As they neared the end of a row and approaching the barnyard, Don said with unusual zeal for their condition, “I got an idea!”
“What?” Rich said barely raising his head.
“Let’s finish the row and I’ll show you,” Don said.
They picked up the pace and finished the row. Don climbed over the fence. Rich followed him. As he got closer to the barn, he began taking his shoes and socks off. Rich blindly did the same. Don suddenly sprinted toward the water trough, leaped, curled into a ball, and landed in the water with a mighty splash. He dunked his head under the water and lifted it out and said, “Come on in the water’s great.”
Rich ran full tilt, jumped, and landed buttocks first in the trough with an equally mighty splash.
They sat at both ends of the trough facing each other like men in a rowboat. They laughed and splashed each other.
“What a wonderful relief!” Rich said.
They relaxed with their arms dangling out the trough.
“I don’t want to leave,” Rich said.
“Your Uncle Bob better pay us good,” Don said.
“I wish I’d found out how much he was going to pay before we started,” Rich said.
“Don’t worry about it,” Don said. “The going rate is two dollars an acre. That’s fifty bucks. Bob will probably pay us forty. I can live with that. That’s twenty bucks each.”
“Yeah,” Rich said confidently, “we’ll get at least that.”
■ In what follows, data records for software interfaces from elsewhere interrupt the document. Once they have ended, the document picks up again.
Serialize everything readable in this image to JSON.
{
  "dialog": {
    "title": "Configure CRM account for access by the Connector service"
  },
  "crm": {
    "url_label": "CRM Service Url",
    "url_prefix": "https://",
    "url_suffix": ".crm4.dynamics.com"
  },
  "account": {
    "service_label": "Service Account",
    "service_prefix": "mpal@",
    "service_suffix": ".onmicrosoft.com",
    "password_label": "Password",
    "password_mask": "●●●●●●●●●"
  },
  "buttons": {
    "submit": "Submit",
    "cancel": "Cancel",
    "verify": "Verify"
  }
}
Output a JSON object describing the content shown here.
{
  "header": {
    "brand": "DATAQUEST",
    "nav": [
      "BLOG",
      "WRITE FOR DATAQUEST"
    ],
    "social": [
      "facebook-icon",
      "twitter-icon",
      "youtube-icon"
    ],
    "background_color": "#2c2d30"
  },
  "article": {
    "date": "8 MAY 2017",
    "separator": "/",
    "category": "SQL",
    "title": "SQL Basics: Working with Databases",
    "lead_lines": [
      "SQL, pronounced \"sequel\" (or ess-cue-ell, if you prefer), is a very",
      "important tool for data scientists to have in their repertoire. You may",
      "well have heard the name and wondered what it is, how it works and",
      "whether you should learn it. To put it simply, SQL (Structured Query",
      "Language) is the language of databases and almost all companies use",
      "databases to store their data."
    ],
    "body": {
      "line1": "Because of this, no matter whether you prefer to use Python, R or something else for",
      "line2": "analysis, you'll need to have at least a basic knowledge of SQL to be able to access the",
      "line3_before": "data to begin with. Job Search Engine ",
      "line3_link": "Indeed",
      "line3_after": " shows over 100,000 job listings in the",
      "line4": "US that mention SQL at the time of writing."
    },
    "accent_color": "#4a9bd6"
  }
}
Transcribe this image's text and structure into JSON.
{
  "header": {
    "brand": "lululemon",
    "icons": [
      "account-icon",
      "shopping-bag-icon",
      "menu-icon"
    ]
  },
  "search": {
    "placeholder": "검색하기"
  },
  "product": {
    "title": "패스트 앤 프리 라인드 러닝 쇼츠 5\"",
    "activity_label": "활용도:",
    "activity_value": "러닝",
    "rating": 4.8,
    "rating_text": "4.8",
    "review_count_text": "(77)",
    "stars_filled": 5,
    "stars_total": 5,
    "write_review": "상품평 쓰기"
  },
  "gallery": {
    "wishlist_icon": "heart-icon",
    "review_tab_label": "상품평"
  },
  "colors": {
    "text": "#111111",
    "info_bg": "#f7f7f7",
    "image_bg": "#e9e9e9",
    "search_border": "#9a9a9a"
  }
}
Rich gazed over Don’s shoulder. The Larsen house was visible in the distance through a break in the trees, that followed a creek and divided Gardner’s farm from the Larsen’s. The house stood singularly peaceful – a peaceful gray against a blue sky and buffeted by a willow, a pine, and two maple trees. Inside was discord and rage.
“What’s wrong?” Don asked.
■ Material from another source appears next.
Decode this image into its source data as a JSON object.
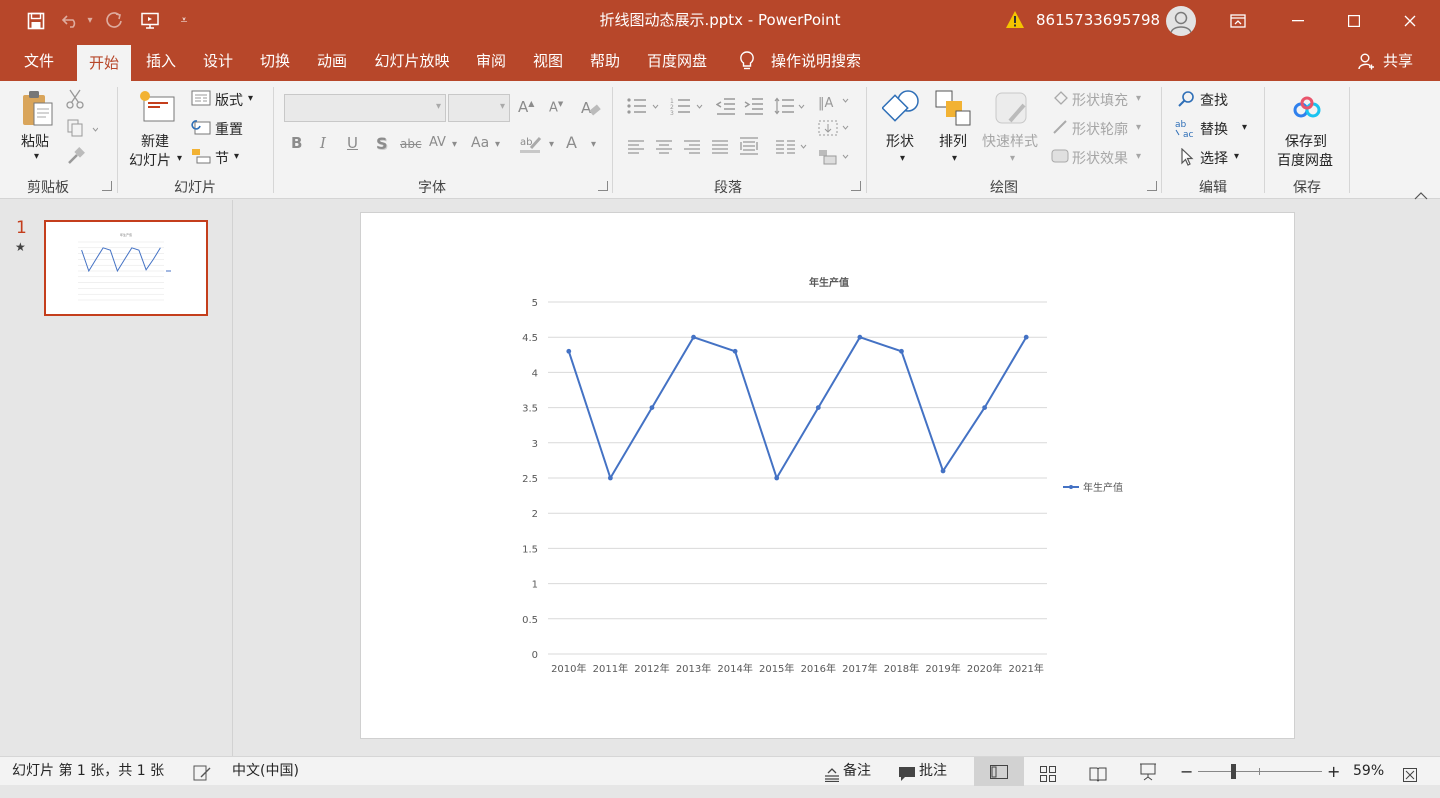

“Nothing,” Rich said and continued to gaze.
“Your mom and dad?” Don said.
“What?” Rich said.
“Your mom and dad?” Don said.
“My mom and dad what?” Rich said.
“Is that what you’re thinking about?” Don said.
Rich hesitated. “Yeah, and Uncle Bob. I don’t know how much longer I can take it.”
“What’s going on?” Don asked swirling the water with his finger.
“Do you know that besides my mother wanting to kill us all a while back, a few years ago, my dad had me hold a razor to his neck, and ask me to cut it open. There’s something wrong with this family. I could be the one causing it.”
“How’s that?” Don said incredulously.
“I screw things up,” Rich said. “Give me five minutes alone in a room with Castro, Khrushchev, and a loaded gun and the Kennedy’s will be vacationing in Havana over Christmas.”
“It’s not you,” Don said sympathetically. “I ain’t tried to kill myself.”
“After today you may want to shoot me,” Rich said and smiled.
Don winked and said, “Getting’ kind of friendly with me aren’t ya?”
“Friendly?” Rich said. “What do you mean?”
“Playing a little footsy,” Don said.
“Footsy, what do you mean?” Rich said clueless.
“Rubbing your foot against my leg,” Don said.
“Not me,” Rich said.
Don’s eyes widened as he raised up from the water like a breaching whale from the deep, “Snake!” He screamed. “Ole man Gardner put a snake in here!”
They scrambled from the water trough with water spraying like a fountain in all directions. The snake hung on the side of the trough, dropped to the ground, and slithered away to underneath the barn.
“Besides ugly old women, I hate snakes the worst,” Don said.
They looked at each other and broke into uncontrollable laughter, holding their stomachs and rolling in the grass. Miss Gardner returned and coasted to a stop in the driveway. She looked at Rich and Don with the greatest of suspicion. The two boys were barefoot, soaked from head to toe, and laughing as if they broke into ole man Gardner’s bottle of Old Grand Dad.
“Ain’t gonna get nothing done rolling around in the grass like a couple of hyenas,” Miss Gardner said.
In moments, they were back to the weeding and shortly were nearly dry.